Work to complete
Set the data down again, exactly as it reads, but without the pictures.
### Data for analysis ###
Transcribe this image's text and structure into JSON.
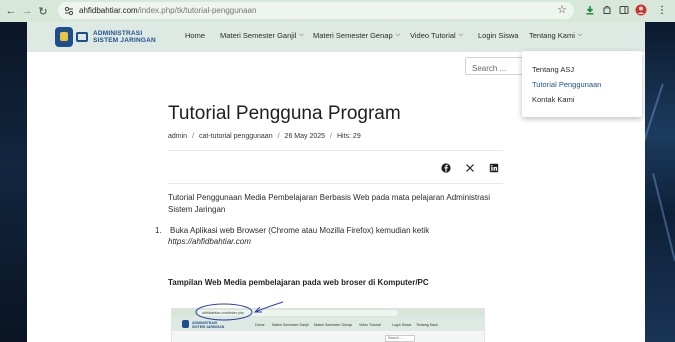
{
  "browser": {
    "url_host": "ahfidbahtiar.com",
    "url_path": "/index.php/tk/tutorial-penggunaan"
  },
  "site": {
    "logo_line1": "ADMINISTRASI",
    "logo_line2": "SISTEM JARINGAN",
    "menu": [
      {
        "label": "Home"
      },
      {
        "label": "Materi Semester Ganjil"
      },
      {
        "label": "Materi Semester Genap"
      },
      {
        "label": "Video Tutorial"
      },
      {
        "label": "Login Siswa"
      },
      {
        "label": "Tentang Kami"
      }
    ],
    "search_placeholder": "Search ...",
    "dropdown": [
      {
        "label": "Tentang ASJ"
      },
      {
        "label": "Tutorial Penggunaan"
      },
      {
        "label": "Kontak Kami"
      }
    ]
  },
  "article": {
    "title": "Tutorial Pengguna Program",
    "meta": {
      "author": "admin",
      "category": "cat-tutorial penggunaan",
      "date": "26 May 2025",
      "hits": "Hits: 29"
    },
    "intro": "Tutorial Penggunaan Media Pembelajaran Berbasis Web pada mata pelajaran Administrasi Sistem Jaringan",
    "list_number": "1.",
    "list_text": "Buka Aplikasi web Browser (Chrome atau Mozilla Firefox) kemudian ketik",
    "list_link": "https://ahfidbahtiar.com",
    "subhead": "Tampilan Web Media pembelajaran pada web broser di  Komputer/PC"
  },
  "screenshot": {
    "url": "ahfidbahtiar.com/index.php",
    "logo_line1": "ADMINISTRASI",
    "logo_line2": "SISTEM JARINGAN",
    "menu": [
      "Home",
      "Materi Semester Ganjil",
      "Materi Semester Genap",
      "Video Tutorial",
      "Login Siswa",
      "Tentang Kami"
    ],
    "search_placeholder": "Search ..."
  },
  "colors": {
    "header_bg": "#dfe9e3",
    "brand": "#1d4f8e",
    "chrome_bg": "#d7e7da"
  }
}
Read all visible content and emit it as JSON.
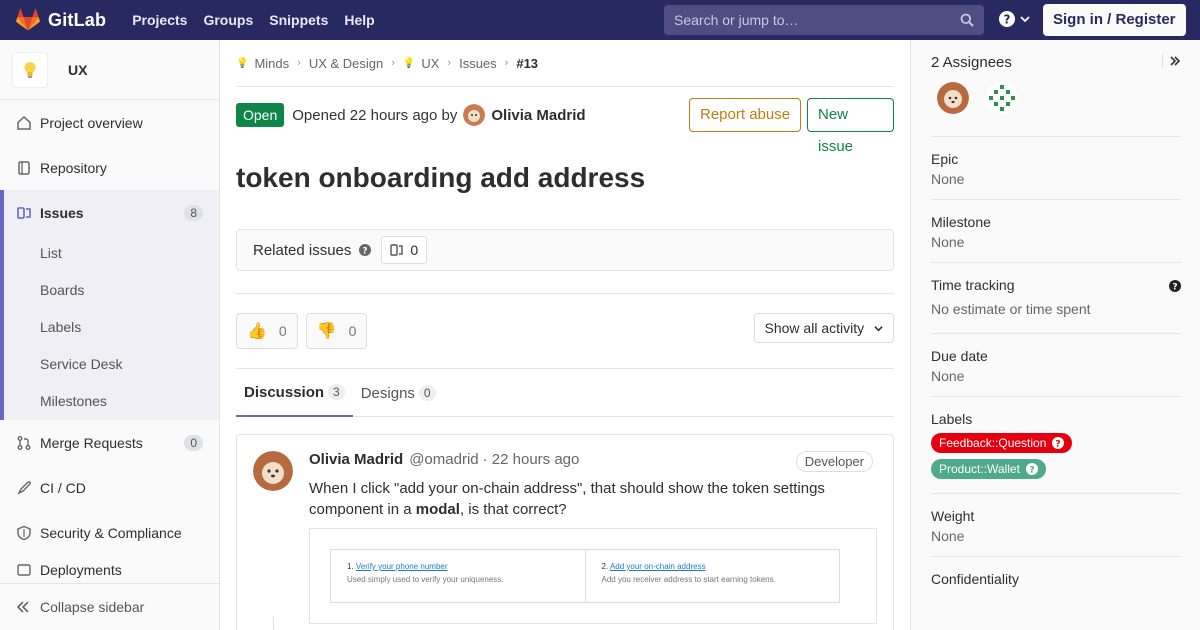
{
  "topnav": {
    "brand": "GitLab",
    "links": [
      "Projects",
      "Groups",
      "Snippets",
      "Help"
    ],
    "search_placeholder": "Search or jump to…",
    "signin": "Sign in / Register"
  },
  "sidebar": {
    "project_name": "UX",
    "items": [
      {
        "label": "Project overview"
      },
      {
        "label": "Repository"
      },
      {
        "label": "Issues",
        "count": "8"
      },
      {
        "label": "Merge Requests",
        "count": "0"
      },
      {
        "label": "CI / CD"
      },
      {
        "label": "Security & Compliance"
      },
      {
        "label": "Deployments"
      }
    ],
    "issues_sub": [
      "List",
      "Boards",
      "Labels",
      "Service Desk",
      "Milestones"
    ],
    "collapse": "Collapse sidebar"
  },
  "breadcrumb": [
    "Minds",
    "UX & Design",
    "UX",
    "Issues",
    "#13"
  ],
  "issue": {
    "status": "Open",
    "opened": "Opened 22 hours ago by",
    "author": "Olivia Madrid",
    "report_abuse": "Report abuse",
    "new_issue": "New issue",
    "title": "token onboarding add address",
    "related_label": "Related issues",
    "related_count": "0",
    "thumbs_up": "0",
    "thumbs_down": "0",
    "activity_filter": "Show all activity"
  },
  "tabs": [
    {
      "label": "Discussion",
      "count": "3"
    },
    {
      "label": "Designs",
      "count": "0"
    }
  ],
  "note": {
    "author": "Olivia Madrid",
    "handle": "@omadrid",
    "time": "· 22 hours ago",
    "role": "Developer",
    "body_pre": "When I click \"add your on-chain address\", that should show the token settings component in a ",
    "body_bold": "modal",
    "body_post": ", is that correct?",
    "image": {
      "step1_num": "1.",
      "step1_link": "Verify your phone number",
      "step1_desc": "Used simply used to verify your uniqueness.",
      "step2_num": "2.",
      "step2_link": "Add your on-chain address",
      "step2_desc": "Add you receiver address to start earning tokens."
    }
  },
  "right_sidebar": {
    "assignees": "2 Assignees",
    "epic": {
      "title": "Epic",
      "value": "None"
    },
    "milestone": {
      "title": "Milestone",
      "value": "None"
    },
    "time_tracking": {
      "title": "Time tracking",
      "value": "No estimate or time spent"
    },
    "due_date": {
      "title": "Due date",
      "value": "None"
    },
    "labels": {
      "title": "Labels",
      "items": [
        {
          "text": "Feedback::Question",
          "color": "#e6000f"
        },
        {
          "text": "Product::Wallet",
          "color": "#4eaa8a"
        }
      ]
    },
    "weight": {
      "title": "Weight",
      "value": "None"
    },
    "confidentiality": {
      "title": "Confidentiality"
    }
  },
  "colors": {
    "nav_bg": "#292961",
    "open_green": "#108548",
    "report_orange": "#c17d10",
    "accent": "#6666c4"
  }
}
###
Task output
Transcribe this image's text and structure into JSON.
{
  "browser": {
    "url_host": "ahfidbahtiar.com",
    "url_path": "/index.php/tk/tutorial-penggunaan"
  },
  "site": {
    "logo_line1": "ADMINISTRASI",
    "logo_line2": "SISTEM JARINGAN",
    "menu": [
      {
        "label": "Home"
      },
      {
        "label": "Materi Semester Ganjil"
      },
      {
        "label": "Materi Semester Genap"
      },
      {
        "label": "Video Tutorial"
      },
      {
        "label": "Login Siswa"
      },
      {
        "label": "Tentang Kami"
      }
    ],
    "search_placeholder": "Search ...",
    "dropdown": [
      {
        "label": "Tentang ASJ"
      },
      {
        "label": "Tutorial Penggunaan"
      },
      {
        "label": "Kontak Kami"
      }
    ]
  },
  "article": {
    "title": "Tutorial Pengguna Program",
    "meta": {
      "author": "admin",
      "category": "cat-tutorial penggunaan",
      "date": "26 May 2025",
      "hits": "Hits: 29"
    },
    "intro": "Tutorial Penggunaan Media Pembelajaran Berbasis Web pada mata pelajaran Administrasi Sistem Jaringan",
    "list_number": "1.",
    "list_text": "Buka Aplikasi web Browser (Chrome atau Mozilla Firefox) kemudian ketik",
    "list_link": "https://ahfidbahtiar.com",
    "subhead": "Tampilan Web Media pembelajaran pada web broser di  Komputer/PC"
  },
  "screenshot": {
    "url": "ahfidbahtiar.com/index.php",
    "logo_line1": "ADMINISTRASI",
    "logo_line2": "SISTEM JARINGAN",
    "menu": [
      "Home",
      "Materi Semester Ganjil",
      "Materi Semester Genap",
      "Video Tutorial",
      "Login Siswa",
      "Tentang Kami"
    ],
    "search_placeholder": "Search ..."
  },
  "colors": {
    "header_bg": "#dfe9e3",
    "brand": "#1d4f8e",
    "chrome_bg": "#d7e7da"
  }
}
Read all visible content and emit it as JSON.
{
  "topnav": {
    "brand": "GitLab",
    "links": [
      "Projects",
      "Groups",
      "Snippets",
      "Help"
    ],
    "search_placeholder": "Search or jump to…",
    "signin": "Sign in / Register"
  },
  "sidebar": {
    "project_name": "UX",
    "items": [
      {
        "label": "Project overview"
      },
      {
        "label": "Repository"
      },
      {
        "label": "Issues",
        "count": "8"
      },
      {
        "label": "Merge Requests",
        "count": "0"
      },
      {
        "label": "CI / CD"
      },
      {
        "label": "Security & Compliance"
      },
      {
        "label": "Deployments"
      }
    ],
    "issues_sub": [
      "List",
      "Boards",
      "Labels",
      "Service Desk",
      "Milestones"
    ],
    "collapse": "Collapse sidebar"
  },
  "breadcrumb": [
    "Minds",
    "UX & Design",
    "UX",
    "Issues",
    "#13"
  ],
  "issue": {
    "status": "Open",
    "opened": "Opened 22 hours ago by",
    "author": "Olivia Madrid",
    "report_abuse": "Report abuse",
    "new_issue": "New issue",
    "title": "token onboarding add address",
    "related_label": "Related issues",
    "related_count": "0",
    "thumbs_up": "0",
    "thumbs_down": "0",
    "activity_filter": "Show all activity"
  },
  "tabs": [
    {
      "label": "Discussion",
      "count": "3"
    },
    {
      "label": "Designs",
      "count": "0"
    }
  ],
  "note": {
    "author": "Olivia Madrid",
    "handle": "@omadrid",
    "time": "· 22 hours ago",
    "role": "Developer",
    "body_pre": "When I click \"add your on-chain address\", that should show the token settings component in a ",
    "body_bold": "modal",
    "body_post": ", is that correct?",
    "image": {
      "step1_num": "1.",
      "step1_link": "Verify your phone number",
      "step1_desc": "Used simply used to verify your uniqueness.",
      "step2_num": "2.",
      "step2_link": "Add your on-chain address",
      "step2_desc": "Add you receiver address to start earning tokens."
    }
  },
  "right_sidebar": {
    "assignees": "2 Assignees",
    "epic": {
      "title": "Epic",
      "value": "None"
    },
    "milestone": {
      "title": "Milestone",
      "value": "None"
    },
    "time_tracking": {
      "title": "Time tracking",
      "value": "No estimate or time spent"
    },
    "due_date": {
      "title": "Due date",
      "value": "None"
    },
    "labels": {
      "title": "Labels",
      "items": [
        {
          "text": "Feedback::Question",
          "color": "#e6000f"
        },
        {
          "text": "Product::Wallet",
          "color": "#4eaa8a"
        }
      ]
    },
    "weight": {
      "title": "Weight",
      "value": "None"
    },
    "confidentiality": {
      "title": "Confidentiality"
    }
  },
  "colors": {
    "nav_bg": "#292961",
    "open_green": "#108548",
    "report_orange": "#c17d10",
    "accent": "#6666c4"
  }
}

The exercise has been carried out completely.